Self-induced vomiting and bulimia nervosa: an undetected problem.Br Med J (Clin Res Ed) 1982; 284 doi: https://doi.org/10.1136/bmj.284.6323.1153 (Published 17 April 1982) Cite this as: Br Med J (Clin Res Ed) 1982;284:1153
- C G Fairburn,
- P J Cooper
Six hundred and twenty women who were currently practising self-induced vomiting to control their weight were identified with the help of a women's magazine. Nineteen women (3.1%) fulfilled diagnostic criteria for anorexia nervosa. Of the remainder, 499 (83.0%) fulfilled diagnostic criteria for bulimia nervosa, a recently described eating disorder. Of these, 56.1% practised self-induced vomiting at least once daily; the mean duration of vomiting was 4.5 years. Most women were of normal body weight. On standardised measures, 68.1% of women showed pronounced psychiatric morbidity and 89% had profoundly disturbed attitudes to food and eating. 56.4% thought they definitely needed medical help, though only 30.1% had ever discussed any aspect of their eating difficulties with a doctor.

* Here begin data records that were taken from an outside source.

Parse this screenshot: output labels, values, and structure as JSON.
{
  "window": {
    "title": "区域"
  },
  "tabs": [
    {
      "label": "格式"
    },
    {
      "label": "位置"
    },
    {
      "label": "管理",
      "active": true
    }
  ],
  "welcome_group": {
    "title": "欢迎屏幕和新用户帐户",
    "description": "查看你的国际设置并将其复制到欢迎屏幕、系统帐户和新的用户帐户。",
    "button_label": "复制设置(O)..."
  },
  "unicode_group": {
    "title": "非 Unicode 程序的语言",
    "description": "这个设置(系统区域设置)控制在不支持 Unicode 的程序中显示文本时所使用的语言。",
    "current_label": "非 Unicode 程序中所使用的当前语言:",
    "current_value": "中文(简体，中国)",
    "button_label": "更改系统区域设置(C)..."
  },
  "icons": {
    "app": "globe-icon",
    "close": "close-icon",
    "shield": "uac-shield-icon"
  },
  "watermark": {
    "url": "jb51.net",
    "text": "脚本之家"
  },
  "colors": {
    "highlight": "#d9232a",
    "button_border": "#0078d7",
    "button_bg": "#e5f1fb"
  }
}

This study highlights the secrecy that surrounds bulimia nervosa and suggests that it is an important undetected source of psychiatric morbidity.